  4. On the subject of suspension of disbelief and the movement into a secondary reality: First, you point out that we are willing (desperate?) to suspend our disbelief, but is that not, in itself contrary to the actual suspension of disbelief? If one were to actually suspend disbelief, that person could not desire to suspend disbelief as the desire implies that the person has an understanding that there is a “normal” belief that needs suspending. The believer has already suspended belief and does not wish to suspend belief, as he or she does not understand that there is a question of disbelief which must be suspended. I would question whether pursuing the suspension of belief is, in itself a necessarily fruitless venture, as it is almost certainly assured that belief will not be completely suspended. Second, you talk about how, “good fantasy, according to Tolkien, has to create a secondary reality that is internally consistent and allows us to draw conclusions about the primary reality that might otherwise be impossible for us to come to,” and also about how, “for fantasy to be effective, it has to take us out of the primary reality completely.” I’m not sure that these two concepts can coexist, because the fundamental notion of relevance is that it distinguishes between two things and says that one is not the other, but that one is relevant to the workings of the other. I’m not sure how much we can be taken out of the primary reality, but still pursue relevance.

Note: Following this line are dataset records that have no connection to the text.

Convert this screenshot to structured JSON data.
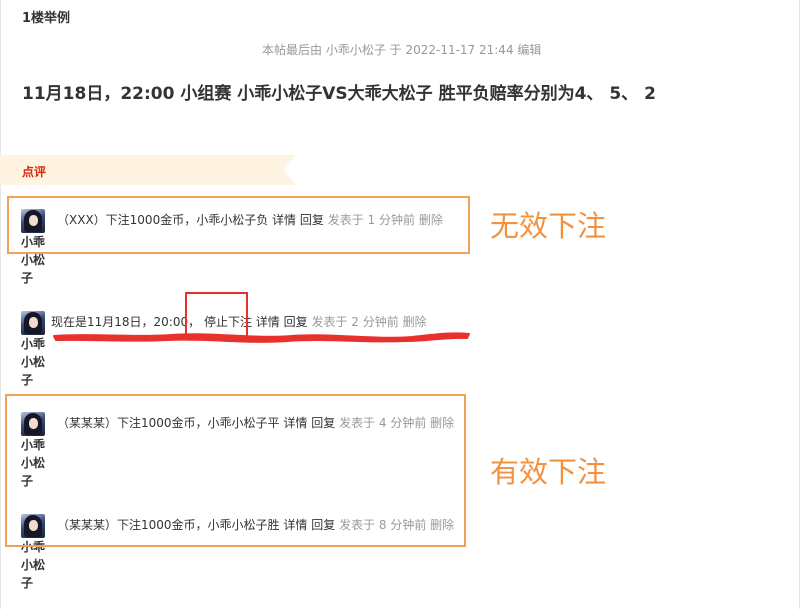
{
  "floor": {
    "label": "1楼举例"
  },
  "post": {
    "edit_note": "本帖最后由 小乖小松子 于 2022-11-17 21:44 编辑",
    "title": "11月18日，22:00 小组赛 小乖小松子VS大乖大松子 胜平负赔率分别为4、 5、 2"
  },
  "comments_section": {
    "header_label": "点评",
    "items": [
      {
        "user_lines": [
          "小乖",
          "小松",
          "子"
        ],
        "text": "（XXX）下注1000金币，小乖小松子负",
        "detail_label": "详情",
        "reply_label": "回复",
        "time_text": "发表于 1 分钟前",
        "delete_label": "删除"
      },
      {
        "user_lines": [
          "小乖",
          "小松",
          "子"
        ],
        "text": "现在是11月18日，20:00，",
        "highlight_text": "停止下注",
        "detail_label": "详情",
        "reply_label": "回复",
        "time_text": "发表于 2 分钟前",
        "delete_label": "删除"
      },
      {
        "user_lines": [
          "小乖",
          "小松",
          "子"
        ],
        "text": "（某某某）下注1000金币，小乖小松子平",
        "detail_label": "详情",
        "reply_label": "回复",
        "time_text": "发表于 4 分钟前",
        "delete_label": "删除"
      },
      {
        "user_lines": [
          "小乖",
          "小松",
          "子"
        ],
        "text": "（某某某）下注1000金币，小乖小松子胜",
        "detail_label": "详情",
        "reply_label": "回复",
        "time_text": "发表于 8 分钟前",
        "delete_label": "删除"
      }
    ]
  },
  "annotations": {
    "invalid_label": "无效下注",
    "valid_label": "有效下注",
    "box_color": "#f0a25a",
    "highlight_color": "#e8302c",
    "text_color": "#f2923f"
  }
}
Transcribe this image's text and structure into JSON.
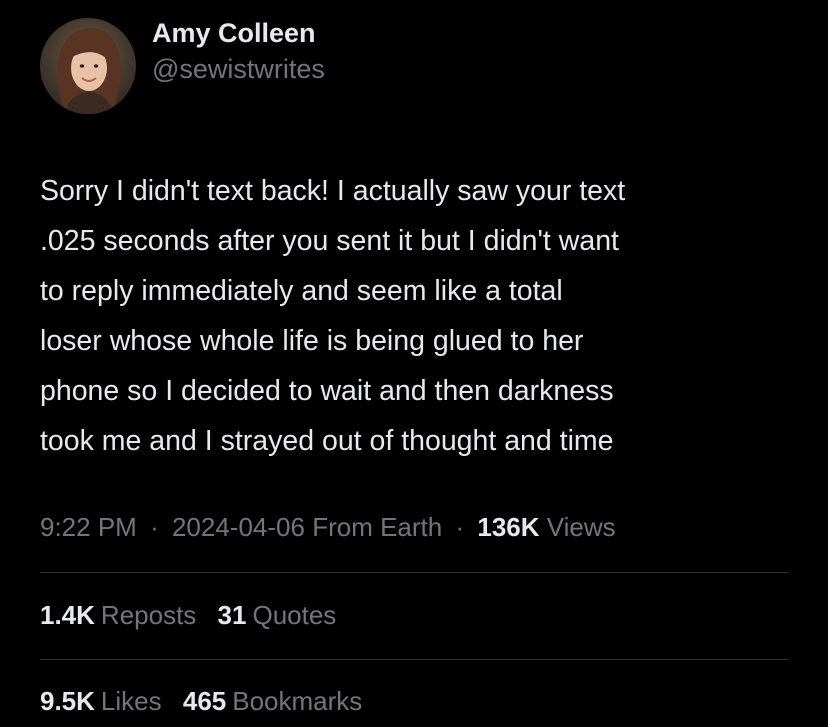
{
  "author": {
    "display_name": "Amy Colleen",
    "handle": "@sewistwrites",
    "avatar_icon": "profile-photo"
  },
  "tweet": {
    "text_lines": [
      "Sorry I didn't text back! I actually saw your text",
      ".025 seconds after you sent it but I didn't want",
      "to reply immediately and seem like a total",
      "loser whose whole life is being glued to her",
      "phone so I decided to wait and then darkness",
      "took me and I strayed out of thought and time"
    ]
  },
  "meta": {
    "time": "9:22 PM",
    "separator": "·",
    "date": "2024-04-06",
    "source": "From Earth",
    "views_count": "136K",
    "views_label": "Views"
  },
  "stats": {
    "reposts_count": "1.4K",
    "reposts_label": "Reposts",
    "quotes_count": "31",
    "quotes_label": "Quotes",
    "likes_count": "9.5K",
    "likes_label": "Likes",
    "bookmarks_count": "465",
    "bookmarks_label": "Bookmarks"
  },
  "colors": {
    "background": "#000000",
    "primary_text": "#e7e9ea",
    "secondary_text": "#71767b",
    "divider": "#2f3336"
  }
}
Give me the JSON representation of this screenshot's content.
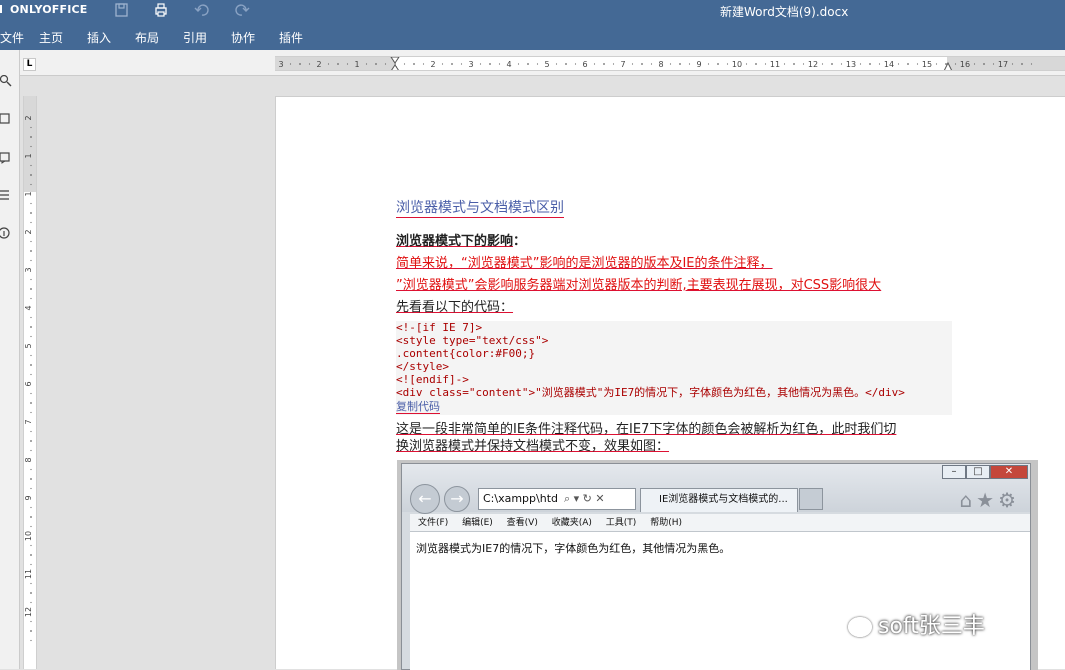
{
  "app": {
    "logo": "ONLYOFFICE",
    "doc_title": "新建Word文档(9).docx"
  },
  "menu": [
    "文件",
    "主页",
    "插入",
    "布局",
    "引用",
    "协作",
    "插件"
  ],
  "ruler": {
    "h_ticks": [
      "3",
      "2",
      "1",
      "1",
      "2",
      "3",
      "4",
      "5",
      "6",
      "7",
      "8",
      "9",
      "10",
      "11",
      "12",
      "13",
      "14",
      "15",
      "16",
      "17"
    ],
    "v_ticks": [
      "2",
      "1",
      "1",
      "2",
      "3",
      "4",
      "5",
      "6",
      "7",
      "8",
      "9",
      "10",
      "11",
      "12"
    ],
    "corner": "L"
  },
  "doc": {
    "heading": "浏览器模式与文档模式区别",
    "sub_heading": "浏览器模式下的影响",
    "sub_heading_colon": "：",
    "line1": "简单来说，“浏览器模式”影响的是浏览器的版本及IE的条件注释，",
    "line2": "”浏览器模式”会影响服务器端对浏览器版本的判断,主要表现在展现，对CSS影响很大",
    "line3": "先看看以下的代码：",
    "code": [
      "<!-[if IE 7]>",
      "<style type=\"text/css\">",
      ".content{color:#F00;}",
      "</style>",
      "<![endif]->",
      "<div class=\"content\">\"浏览器模式\"为IE7的情况下，字体颜色为红色，其他情况为黑色。</div>"
    ],
    "copy_label": "复制代码",
    "para1": "这是一段非常简单的IE条件注释代码，在IE7下字体的颜色会被解析为红色，此时我们切",
    "para2": "换浏览器模式并保持文档模式不变，效果如图："
  },
  "screenshot": {
    "address": "C:\\xampp\\htd",
    "tab_title": "IE浏览器模式与文档模式的...",
    "menu": [
      "文件(F)",
      "编辑(E)",
      "查看(V)",
      "收藏夹(A)",
      "工具(T)",
      "帮助(H)"
    ],
    "content": "浏览器模式为IE7的情况下，字体颜色为红色，其他情况为黑色。",
    "watermark": "soft张三丰"
  }
}
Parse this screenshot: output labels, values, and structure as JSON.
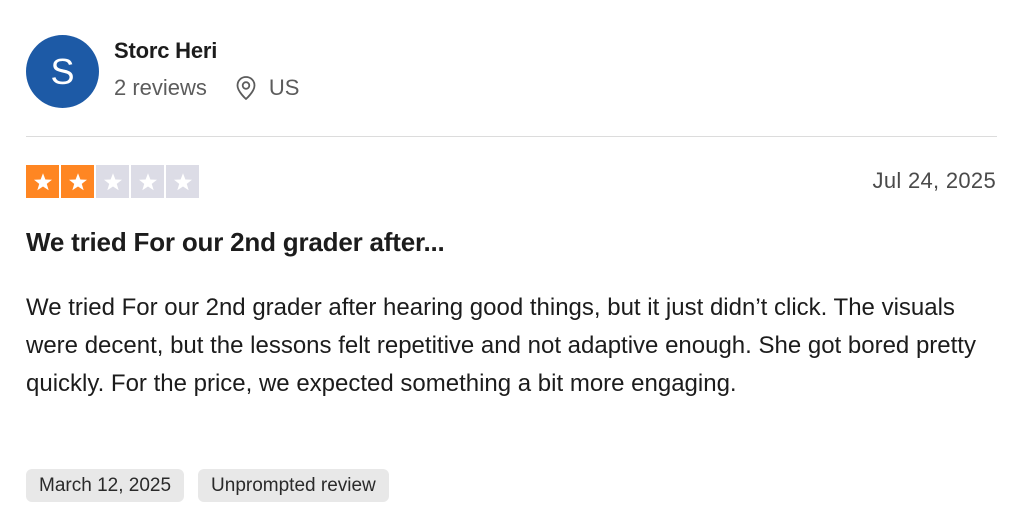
{
  "reviewer": {
    "initial": "S",
    "name": "Storc Heri",
    "reviews_count": "2 reviews",
    "location": "US",
    "avatar_color": "#1d5aa6",
    "location_icon": "location-pin-icon"
  },
  "review": {
    "rating": 2,
    "rating_max": 5,
    "star_color": "#ff8622",
    "date": "Jul 24, 2025",
    "title": "We tried For our 2nd grader after...",
    "body": "We tried For our 2nd grader after hearing good things, but it just didn’t click. The visuals were decent, but the lessons felt repetitive and not adaptive enough. She got bored pretty quickly. For the price, we expected something a bit more engaging.",
    "tags": [
      "March 12, 2025",
      "Unprompted review"
    ]
  }
}
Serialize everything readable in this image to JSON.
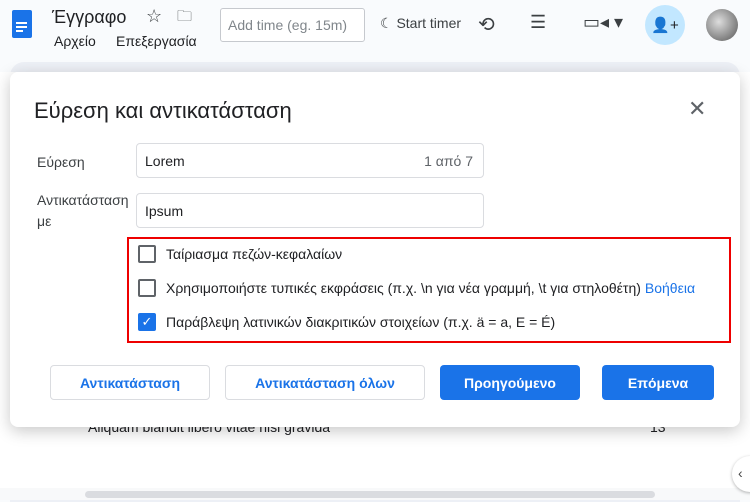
{
  "header": {
    "doc_title": "Έγγραφο",
    "menus": [
      "Αρχείο",
      "Επεξεργασία"
    ],
    "add_time_placeholder": "Add time (eg. 15m)",
    "start_timer": "Start timer"
  },
  "document": {
    "row_text": "Aliquam blandit libero vitae nisi gravida",
    "row_number": "13"
  },
  "dialog": {
    "title": "Εύρεση και αντικατάσταση",
    "find_label": "Εύρεση",
    "find_value": "Lorem",
    "match_count": "1 από 7",
    "replace_label": "Αντικατάσταση με",
    "replace_value": "Ipsum",
    "options": [
      {
        "label": "Ταίριασμα πεζών-κεφαλαίων",
        "checked": false
      },
      {
        "label": "Χρησιμοποιήστε τυπικές εκφράσεις (π.χ. \\n για νέα γραμμή, \\t για στηλοθέτη)",
        "checked": false,
        "link": "Βοήθεια"
      },
      {
        "label": "Παράβλεψη λατινικών διακριτικών στοιχείων (π.χ. ä = a, E = É)",
        "checked": true
      }
    ],
    "buttons": {
      "replace": "Αντικατάσταση",
      "replace_all": "Αντικατάσταση όλων",
      "previous": "Προηγούμενο",
      "next": "Επόμενα"
    }
  },
  "colors": {
    "accent": "#1a73e8",
    "highlight_box": "#e00000"
  }
}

    When you argue that the plot and characters are not necessary for the Lord of the Rings to be great, but that LOTR is based on a conception of a world with, “internal culture, religion and value set that backs up the claim that the Red Book of Westmarch is a history,” I think that you are ignoring the basis of language. Tolkien, himself, stated that the only languages that survive are those which are developed around a set of stories and mythoses. To provide these for England was the ostensible aim of his project and the Lord of the Rings is a story. The world is only as good as the story that it holds because the story distinctly shapes the glimpses of the story that we get. In LOTR, we do not get much about Beren and Luthian or Turin Turambar, who are ultimately much more important to the languages than the story of Lord of the Rings is. As Tolkien says in his introduction to the second edition of LOTR, “I now wanted to try my hand at writing a really stupendously long narrative and to see whether I had sufficient art, cunning, or material to make a really long narrative which would hold the average reader right through.” The story is incredibly important for Tolkien, as stories are the lifeblood of not only languages, but also worlds, histories, and everything else. The mythos of LOTR is a story that is developed by stories. Middle Earth is not the hero, but the stories that comprise it are.
    --Elliot Mertz

  5. I am a firm believer that the best writing (and speaking for that matter) is the style of writing that is understandable to the most people. After all, the purpose of writing is to communicate an idea. And if the audience is unable to understand the idea because the writing is too complicated, then the writer has failed. I think his simplicity of style coupled with the depth and nuance found in his writing allows his ideas and his stories to be best communicated to a broad audience. Complicated language is, I think, why so many high school students dread Shakespeare when they read it as he originally wrote it. It’s not accessible to them. Once they understand it, they may find the ideas that Shakespeare was trying to convey very beautiful, but unfortunately the style in which he wrote is often a blockade. Shakespeare’s writing was at least more accessible in his own time, and I suppose on one sad day, so many years will have passed that Tolkien’s writing will seem archaic and high school students will dread having to read him. But for now, he really is quite an accessible author and I find it quite impressive that he is able to manage that while simultaneously adding so much depth to his writing.
    - N. Lurquin